Go through the data below. List every line that holds the word "name".

Available data section start

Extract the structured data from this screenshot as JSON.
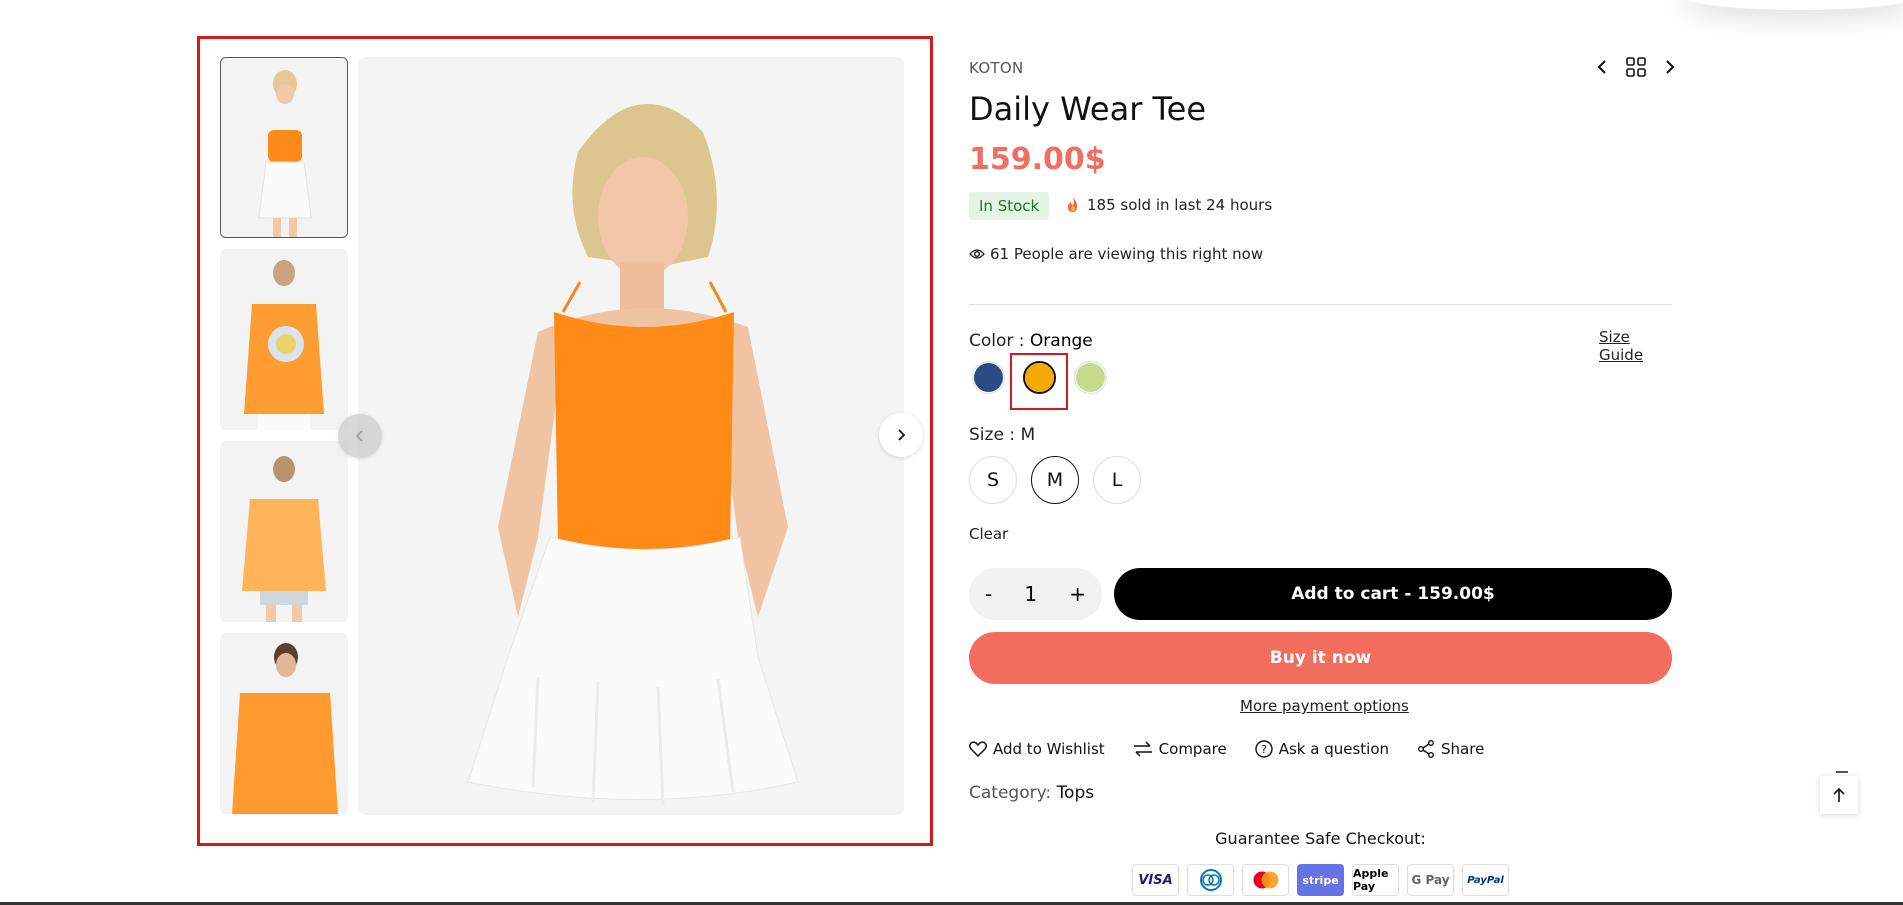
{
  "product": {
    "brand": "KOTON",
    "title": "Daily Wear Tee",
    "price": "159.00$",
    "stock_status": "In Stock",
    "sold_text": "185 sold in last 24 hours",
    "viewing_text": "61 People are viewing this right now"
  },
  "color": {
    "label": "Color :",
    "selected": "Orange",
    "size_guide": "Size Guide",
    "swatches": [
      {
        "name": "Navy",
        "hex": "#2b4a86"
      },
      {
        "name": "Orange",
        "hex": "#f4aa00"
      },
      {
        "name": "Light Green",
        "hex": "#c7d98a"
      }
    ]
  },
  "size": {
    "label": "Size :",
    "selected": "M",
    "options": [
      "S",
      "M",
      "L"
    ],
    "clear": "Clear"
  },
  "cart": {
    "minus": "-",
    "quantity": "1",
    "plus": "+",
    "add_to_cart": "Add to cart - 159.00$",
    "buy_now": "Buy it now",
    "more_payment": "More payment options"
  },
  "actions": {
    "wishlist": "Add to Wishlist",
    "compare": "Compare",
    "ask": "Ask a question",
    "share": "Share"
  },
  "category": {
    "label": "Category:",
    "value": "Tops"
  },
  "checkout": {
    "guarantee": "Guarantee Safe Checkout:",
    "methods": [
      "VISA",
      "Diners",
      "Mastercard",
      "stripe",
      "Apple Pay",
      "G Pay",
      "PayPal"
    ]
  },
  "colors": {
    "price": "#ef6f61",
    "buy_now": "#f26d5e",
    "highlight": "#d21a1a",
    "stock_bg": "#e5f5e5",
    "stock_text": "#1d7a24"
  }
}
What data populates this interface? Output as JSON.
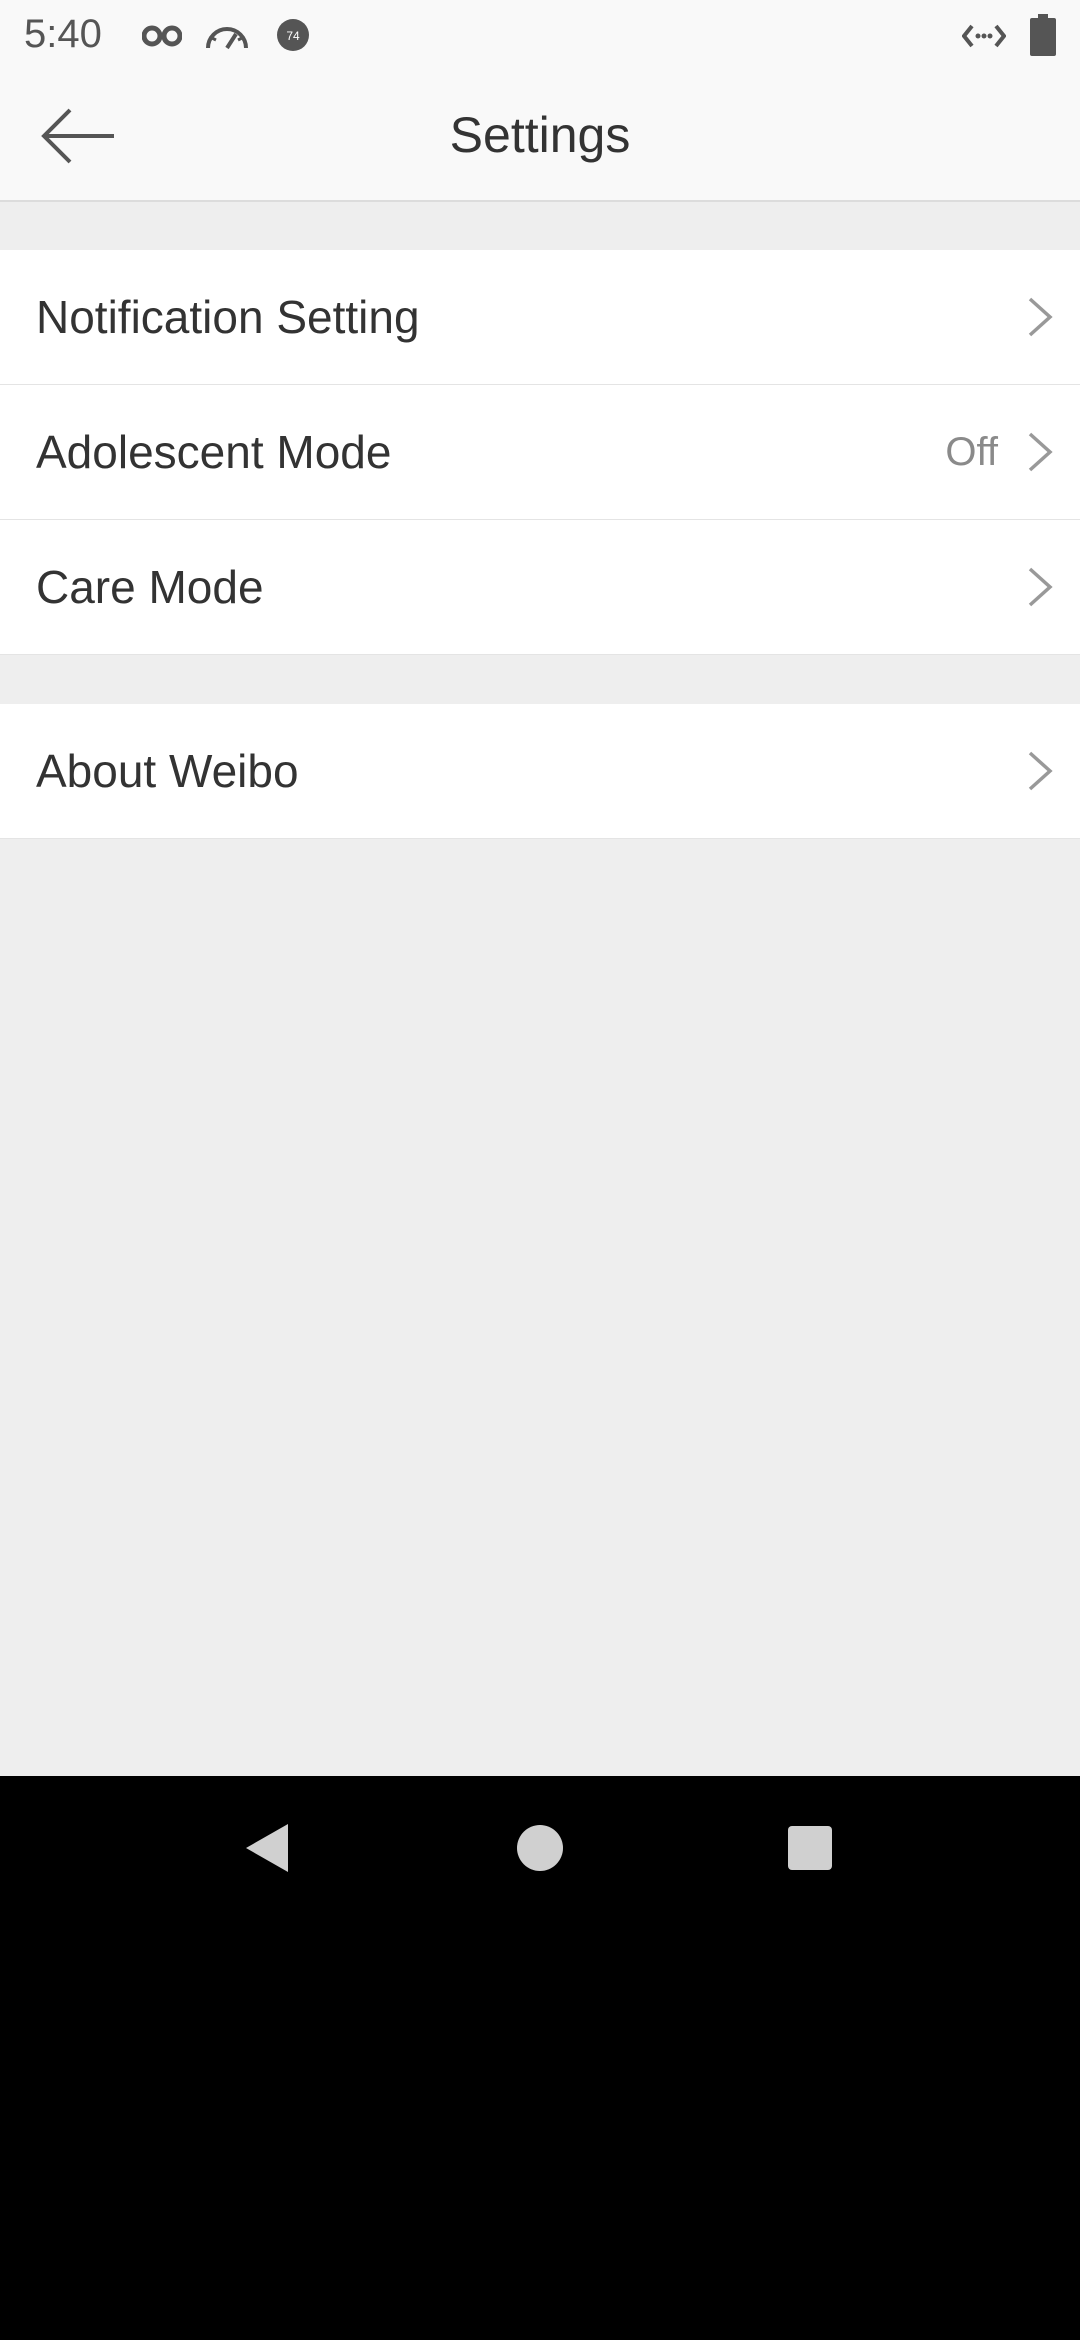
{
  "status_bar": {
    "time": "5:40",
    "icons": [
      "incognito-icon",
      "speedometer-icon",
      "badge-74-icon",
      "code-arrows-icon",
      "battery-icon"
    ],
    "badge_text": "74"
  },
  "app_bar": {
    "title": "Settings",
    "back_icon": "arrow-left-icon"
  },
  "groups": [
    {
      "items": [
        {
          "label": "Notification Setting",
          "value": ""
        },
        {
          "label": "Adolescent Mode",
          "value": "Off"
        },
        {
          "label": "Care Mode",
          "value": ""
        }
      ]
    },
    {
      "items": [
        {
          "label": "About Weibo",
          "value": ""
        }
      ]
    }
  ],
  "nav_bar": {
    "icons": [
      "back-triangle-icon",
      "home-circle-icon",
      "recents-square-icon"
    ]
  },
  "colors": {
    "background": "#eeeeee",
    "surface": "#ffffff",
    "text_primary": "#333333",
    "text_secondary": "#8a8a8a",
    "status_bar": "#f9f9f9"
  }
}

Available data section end

§ Output:
        "name": "Navy",
        "name": "Orange",
        "name": "Light Green",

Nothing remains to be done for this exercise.